Problem requirements -
Counting only lines that contain the string "screenshot", how many are there in the data? Say the number alone.

Data to examine -
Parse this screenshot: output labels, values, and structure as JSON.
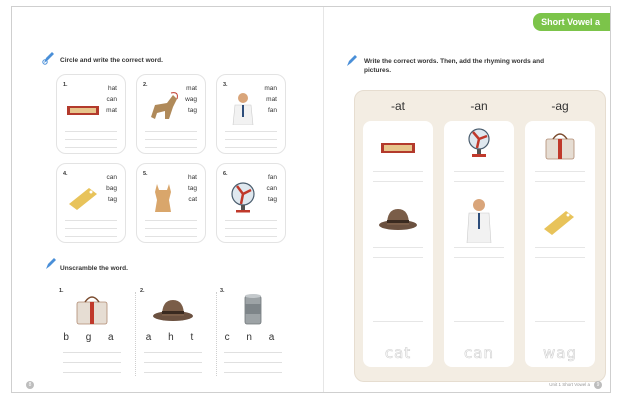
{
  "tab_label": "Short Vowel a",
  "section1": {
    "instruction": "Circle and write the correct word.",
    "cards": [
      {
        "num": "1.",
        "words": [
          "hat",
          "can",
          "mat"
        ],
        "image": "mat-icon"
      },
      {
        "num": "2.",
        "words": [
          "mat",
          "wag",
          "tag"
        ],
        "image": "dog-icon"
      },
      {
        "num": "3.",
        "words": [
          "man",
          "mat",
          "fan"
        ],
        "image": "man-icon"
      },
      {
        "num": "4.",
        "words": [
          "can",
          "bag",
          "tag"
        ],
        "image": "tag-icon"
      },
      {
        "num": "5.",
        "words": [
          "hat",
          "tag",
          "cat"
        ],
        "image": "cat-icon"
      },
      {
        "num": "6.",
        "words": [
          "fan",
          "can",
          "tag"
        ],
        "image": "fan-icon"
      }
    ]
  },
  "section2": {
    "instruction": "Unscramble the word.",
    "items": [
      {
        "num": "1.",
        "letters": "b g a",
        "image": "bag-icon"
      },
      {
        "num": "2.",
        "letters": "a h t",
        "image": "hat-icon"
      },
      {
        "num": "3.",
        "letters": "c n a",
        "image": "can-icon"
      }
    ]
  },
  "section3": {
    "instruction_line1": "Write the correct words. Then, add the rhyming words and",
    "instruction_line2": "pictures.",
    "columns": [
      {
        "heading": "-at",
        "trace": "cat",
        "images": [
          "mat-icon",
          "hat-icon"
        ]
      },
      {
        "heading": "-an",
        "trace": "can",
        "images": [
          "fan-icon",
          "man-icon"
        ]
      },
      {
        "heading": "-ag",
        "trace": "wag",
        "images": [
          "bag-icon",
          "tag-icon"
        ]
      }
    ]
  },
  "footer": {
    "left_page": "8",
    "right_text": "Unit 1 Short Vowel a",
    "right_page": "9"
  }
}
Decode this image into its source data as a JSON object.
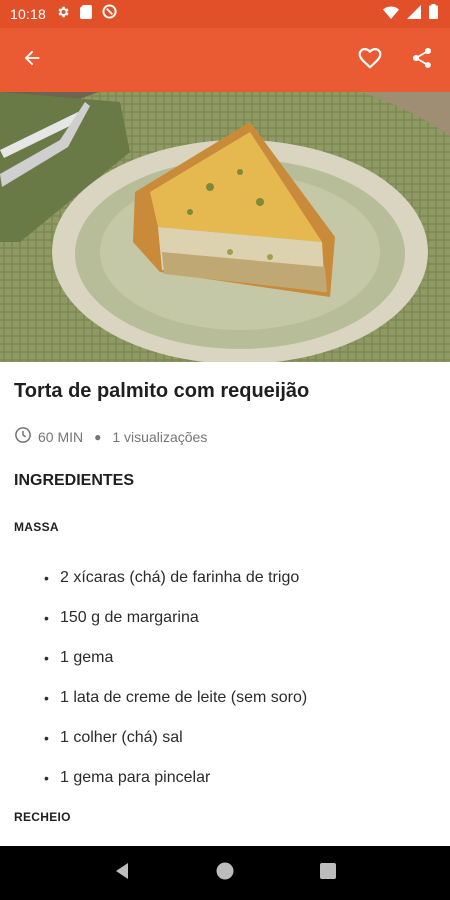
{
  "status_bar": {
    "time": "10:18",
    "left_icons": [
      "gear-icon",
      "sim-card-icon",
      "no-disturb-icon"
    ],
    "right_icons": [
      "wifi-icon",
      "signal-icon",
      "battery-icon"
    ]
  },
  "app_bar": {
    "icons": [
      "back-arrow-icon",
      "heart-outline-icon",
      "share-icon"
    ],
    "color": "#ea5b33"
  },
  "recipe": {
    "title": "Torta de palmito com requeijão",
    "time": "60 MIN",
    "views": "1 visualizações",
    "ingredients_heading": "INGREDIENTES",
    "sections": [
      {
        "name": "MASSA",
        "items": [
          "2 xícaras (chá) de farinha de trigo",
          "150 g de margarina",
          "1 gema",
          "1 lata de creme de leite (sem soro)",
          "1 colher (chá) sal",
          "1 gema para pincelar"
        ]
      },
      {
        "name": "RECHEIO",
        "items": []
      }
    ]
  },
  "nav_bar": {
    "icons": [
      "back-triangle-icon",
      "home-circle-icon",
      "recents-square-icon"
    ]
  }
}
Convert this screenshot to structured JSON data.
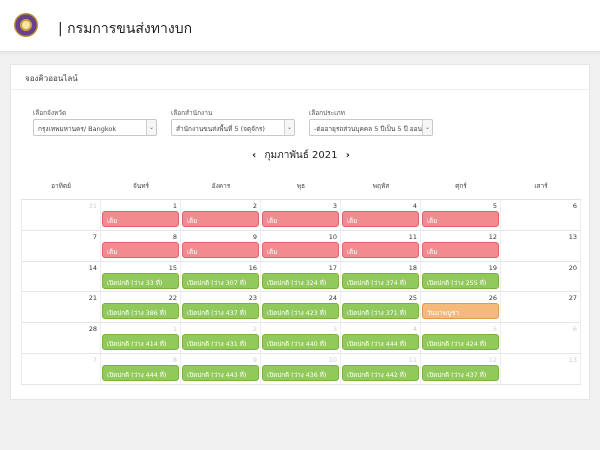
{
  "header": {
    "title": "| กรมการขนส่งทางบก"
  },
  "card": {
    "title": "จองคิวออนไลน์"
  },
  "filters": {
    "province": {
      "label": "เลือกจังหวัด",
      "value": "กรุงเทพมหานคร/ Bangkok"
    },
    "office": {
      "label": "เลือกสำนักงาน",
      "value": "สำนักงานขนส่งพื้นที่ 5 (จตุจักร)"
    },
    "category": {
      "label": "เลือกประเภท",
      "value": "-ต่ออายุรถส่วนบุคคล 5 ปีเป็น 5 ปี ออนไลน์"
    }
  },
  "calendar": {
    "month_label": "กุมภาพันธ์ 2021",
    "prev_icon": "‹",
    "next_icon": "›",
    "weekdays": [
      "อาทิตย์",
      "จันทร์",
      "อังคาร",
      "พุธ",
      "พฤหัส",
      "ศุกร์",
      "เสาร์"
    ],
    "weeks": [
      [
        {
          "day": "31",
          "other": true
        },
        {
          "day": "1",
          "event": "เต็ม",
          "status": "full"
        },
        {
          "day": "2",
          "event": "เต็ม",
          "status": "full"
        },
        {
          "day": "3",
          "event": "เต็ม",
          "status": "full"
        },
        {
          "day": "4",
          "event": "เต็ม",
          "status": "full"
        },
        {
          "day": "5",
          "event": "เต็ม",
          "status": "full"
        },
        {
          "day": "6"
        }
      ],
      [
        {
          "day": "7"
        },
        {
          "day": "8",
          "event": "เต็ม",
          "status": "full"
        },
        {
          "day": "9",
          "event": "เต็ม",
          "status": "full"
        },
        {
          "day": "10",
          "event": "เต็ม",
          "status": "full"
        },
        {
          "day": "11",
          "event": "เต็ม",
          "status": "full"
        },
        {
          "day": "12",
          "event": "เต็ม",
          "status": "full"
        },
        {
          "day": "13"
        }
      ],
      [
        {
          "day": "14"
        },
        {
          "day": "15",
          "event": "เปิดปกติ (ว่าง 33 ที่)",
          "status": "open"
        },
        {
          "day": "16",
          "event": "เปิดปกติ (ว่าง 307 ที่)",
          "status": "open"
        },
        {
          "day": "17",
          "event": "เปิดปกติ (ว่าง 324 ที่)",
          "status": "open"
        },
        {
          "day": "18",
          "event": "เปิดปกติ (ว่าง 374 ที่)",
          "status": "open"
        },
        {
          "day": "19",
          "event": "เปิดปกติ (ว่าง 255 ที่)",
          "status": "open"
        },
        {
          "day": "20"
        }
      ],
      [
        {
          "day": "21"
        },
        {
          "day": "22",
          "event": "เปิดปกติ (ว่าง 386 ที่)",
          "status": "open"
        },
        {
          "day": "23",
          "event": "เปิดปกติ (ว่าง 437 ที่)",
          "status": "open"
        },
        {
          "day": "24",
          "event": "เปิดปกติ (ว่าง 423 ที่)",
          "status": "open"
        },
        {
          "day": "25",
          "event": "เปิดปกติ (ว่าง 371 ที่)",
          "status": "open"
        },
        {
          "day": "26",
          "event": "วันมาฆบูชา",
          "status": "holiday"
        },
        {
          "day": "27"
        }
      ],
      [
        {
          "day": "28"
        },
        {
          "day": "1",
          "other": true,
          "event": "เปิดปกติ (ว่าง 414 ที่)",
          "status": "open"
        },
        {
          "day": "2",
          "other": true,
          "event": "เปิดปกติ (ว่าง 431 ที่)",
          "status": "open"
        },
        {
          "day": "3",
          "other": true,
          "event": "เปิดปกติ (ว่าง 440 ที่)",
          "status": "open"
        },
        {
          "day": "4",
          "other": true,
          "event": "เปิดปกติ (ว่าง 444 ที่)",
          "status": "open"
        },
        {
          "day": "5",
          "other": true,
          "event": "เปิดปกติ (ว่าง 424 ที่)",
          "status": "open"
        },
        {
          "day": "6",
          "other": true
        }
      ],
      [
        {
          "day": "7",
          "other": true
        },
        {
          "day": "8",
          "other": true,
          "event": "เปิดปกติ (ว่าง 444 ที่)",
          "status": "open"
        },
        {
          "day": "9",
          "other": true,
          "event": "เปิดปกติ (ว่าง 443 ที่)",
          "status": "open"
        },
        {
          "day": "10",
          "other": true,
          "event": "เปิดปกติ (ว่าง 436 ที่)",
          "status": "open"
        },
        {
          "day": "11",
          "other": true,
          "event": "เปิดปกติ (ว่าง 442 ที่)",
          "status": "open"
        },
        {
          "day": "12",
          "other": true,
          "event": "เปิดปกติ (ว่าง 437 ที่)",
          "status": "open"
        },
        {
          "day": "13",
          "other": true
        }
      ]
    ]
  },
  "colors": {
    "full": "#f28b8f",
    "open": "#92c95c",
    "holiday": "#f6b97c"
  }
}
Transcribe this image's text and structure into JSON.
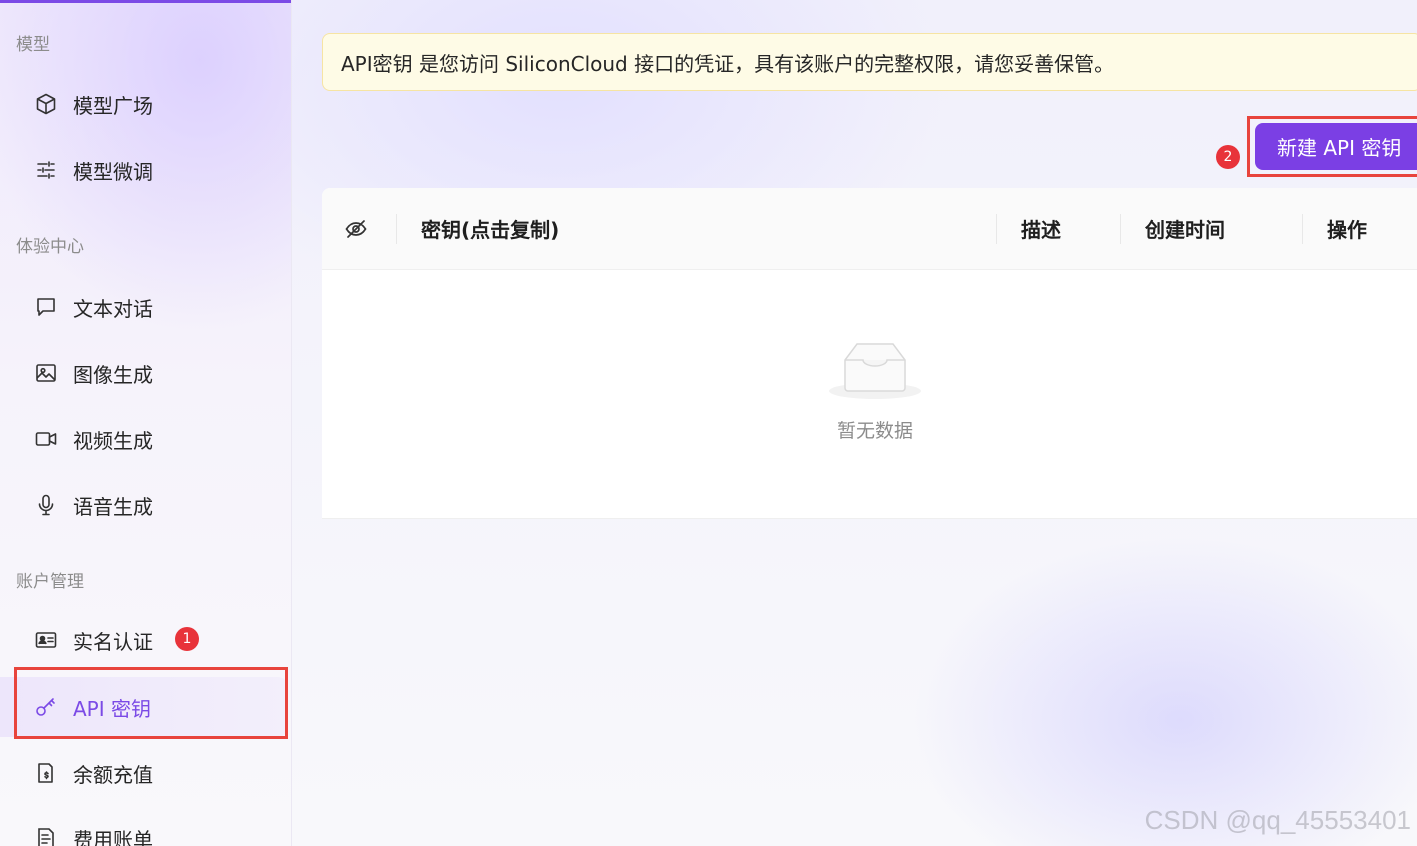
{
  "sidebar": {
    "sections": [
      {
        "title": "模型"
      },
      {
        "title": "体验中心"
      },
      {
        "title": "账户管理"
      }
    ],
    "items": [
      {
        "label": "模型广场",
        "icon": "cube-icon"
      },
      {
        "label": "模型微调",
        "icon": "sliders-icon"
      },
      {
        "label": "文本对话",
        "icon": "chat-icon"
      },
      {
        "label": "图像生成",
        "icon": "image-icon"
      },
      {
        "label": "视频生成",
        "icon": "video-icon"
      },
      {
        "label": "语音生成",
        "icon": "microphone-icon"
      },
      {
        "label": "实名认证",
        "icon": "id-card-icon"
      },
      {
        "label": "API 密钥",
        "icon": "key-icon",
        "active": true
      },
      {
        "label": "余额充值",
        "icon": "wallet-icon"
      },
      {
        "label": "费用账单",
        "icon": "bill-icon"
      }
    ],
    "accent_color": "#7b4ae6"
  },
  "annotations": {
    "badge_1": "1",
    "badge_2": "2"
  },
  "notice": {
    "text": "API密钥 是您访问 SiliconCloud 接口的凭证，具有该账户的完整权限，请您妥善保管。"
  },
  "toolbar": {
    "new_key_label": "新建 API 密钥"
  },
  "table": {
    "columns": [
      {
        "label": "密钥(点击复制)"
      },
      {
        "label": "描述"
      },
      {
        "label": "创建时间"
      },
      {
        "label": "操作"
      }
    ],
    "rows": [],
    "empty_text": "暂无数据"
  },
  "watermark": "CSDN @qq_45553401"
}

Exercise solution -
2